United States Department of Defense (DoD), Department of State (DoS), US Agency for International Development (USAID) inspectors general, as Lead IG agencies, in their report to US Congress for fourth quarter 2018 on Operation Pacific Eagle-Philippines (OPE-P) noted that the Armed Forces of the Philippines (AFP) still relies heavily on US DoD and US contractors for intelligence, surveillance, and reconnaissance (ISR) against ISIS-Philippines.
“One of the primary objectives of OPE-P is to build the AFP’s capability to use ISR in operations against ISIS-P. USSOCPAC (US Special Operations Command Pacific) reported to the DoD OIG this quarter that the AFP had limited ability to collect information on a target and provide that intelligence to a unit on the ground to act on it,” the US agencies said in their report.
They said that the problem was caused by: “First, the AFP lacks ISR assets.

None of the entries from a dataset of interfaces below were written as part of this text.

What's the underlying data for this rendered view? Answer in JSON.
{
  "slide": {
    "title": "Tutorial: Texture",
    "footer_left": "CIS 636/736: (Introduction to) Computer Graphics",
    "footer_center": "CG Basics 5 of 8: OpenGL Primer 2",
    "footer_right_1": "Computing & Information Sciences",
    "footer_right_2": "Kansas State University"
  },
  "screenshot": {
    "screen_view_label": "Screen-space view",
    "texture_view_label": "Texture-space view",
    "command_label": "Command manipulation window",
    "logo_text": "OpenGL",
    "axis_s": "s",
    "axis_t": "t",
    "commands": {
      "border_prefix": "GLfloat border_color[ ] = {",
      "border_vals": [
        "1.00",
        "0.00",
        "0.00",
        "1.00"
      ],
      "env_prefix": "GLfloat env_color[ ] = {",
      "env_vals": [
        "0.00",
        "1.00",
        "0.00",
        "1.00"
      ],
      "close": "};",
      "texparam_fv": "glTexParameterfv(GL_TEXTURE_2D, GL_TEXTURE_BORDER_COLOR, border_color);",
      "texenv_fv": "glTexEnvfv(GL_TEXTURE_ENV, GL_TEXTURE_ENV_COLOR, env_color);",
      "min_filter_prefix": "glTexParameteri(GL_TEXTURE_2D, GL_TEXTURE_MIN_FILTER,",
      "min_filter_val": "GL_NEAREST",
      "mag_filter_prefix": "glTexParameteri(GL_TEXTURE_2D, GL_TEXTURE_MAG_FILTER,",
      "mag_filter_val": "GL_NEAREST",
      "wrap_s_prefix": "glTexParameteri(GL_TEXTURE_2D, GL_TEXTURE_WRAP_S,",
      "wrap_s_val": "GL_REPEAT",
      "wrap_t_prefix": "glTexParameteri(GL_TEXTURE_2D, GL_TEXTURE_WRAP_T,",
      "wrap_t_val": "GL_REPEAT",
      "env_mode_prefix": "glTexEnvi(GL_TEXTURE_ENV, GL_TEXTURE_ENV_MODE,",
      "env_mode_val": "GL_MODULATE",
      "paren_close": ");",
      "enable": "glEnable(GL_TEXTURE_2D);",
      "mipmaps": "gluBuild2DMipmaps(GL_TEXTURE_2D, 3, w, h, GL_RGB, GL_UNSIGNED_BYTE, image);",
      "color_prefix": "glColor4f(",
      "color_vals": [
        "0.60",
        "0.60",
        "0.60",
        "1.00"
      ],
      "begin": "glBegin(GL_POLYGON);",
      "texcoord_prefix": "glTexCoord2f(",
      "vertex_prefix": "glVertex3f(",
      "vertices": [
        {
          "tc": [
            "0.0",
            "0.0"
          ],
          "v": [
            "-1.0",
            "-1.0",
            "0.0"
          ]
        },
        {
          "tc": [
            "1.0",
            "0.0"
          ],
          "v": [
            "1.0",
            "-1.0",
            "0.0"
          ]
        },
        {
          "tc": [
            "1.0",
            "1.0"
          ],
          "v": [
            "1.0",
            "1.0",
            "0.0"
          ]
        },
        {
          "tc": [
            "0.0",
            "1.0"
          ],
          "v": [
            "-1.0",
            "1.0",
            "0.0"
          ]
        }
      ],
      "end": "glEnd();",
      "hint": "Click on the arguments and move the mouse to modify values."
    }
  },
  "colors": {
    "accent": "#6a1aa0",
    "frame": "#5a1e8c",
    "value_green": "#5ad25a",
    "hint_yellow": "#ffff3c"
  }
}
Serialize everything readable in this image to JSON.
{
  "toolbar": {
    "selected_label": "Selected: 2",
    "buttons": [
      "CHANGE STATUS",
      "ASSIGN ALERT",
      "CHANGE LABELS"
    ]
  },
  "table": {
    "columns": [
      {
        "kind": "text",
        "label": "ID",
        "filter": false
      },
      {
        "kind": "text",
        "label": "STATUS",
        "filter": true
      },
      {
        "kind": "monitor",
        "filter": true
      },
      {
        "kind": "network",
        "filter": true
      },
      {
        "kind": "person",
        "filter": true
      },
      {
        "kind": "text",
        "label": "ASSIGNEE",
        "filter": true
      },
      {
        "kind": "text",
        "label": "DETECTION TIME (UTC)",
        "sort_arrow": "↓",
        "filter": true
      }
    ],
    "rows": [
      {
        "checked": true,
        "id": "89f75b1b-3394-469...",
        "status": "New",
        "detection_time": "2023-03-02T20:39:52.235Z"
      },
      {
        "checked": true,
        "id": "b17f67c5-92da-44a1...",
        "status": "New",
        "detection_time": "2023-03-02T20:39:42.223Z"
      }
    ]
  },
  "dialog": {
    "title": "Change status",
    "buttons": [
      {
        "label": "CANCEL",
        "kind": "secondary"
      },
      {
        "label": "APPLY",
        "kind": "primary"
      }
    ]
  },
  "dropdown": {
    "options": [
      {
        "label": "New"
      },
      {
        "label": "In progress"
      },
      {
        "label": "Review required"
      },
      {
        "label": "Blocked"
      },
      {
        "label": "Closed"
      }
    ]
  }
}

Second, the AFP does not have a “Production, Exploitation, and Dissemination cell” capable of synthesizing ISR information and providing it to a decision-making entity. Third, the AFP suffers from an institutional problem, using its limited ISR assets for live tracking of active operations to “provide a semblance of battle tracking for friendly and suspected enemy elements” rather than strategic threat analysis.”
“USSOCPAC stated that because of these challenges, the AFP relies heavily on the DoD and its contractors’ ISR capabilities to identify the locations of suspected enemy activity and provide intelligence products for their use,” says in the report.
“USSOCPAC stated that this end-to-end capability would require the AFP-Joint Special Operations Group to have “a tactical level ISR platform, an established Aerial Reconnaissance Unit, a Joint Intelligence Component to assist with intelligence collaboration and analysis, and a fully functioning intelligence staff capable of providing actionable intelligence to the AFP-Joint Special Operations Group commander,” it added.
“USSOCPAC reported that it was working toward this goal by developing the AFP’s collection ability, unmanned aerial ISR operators, intelligence personnel, and coordination with AFP operations cells,” it noted.
“USSOCPAC stated that the AFP lacks the infrastructure necessary for its ground units to communicate effectively with ISR air controllers. In order to improve the AFP’s ISR equipment, USSOCPAC was providing an intelligence training package, “analyst notebook software,” multiple unmanned aerial vehicle systems, tactical command posts, and other equipment to increase command and control, situational awareness, and operational security. Additionally this quarter, the AFP worked toward obtaining cellular applications to enable ground units to obtain data directly from their own ISR assets, according to USSOCPAC.”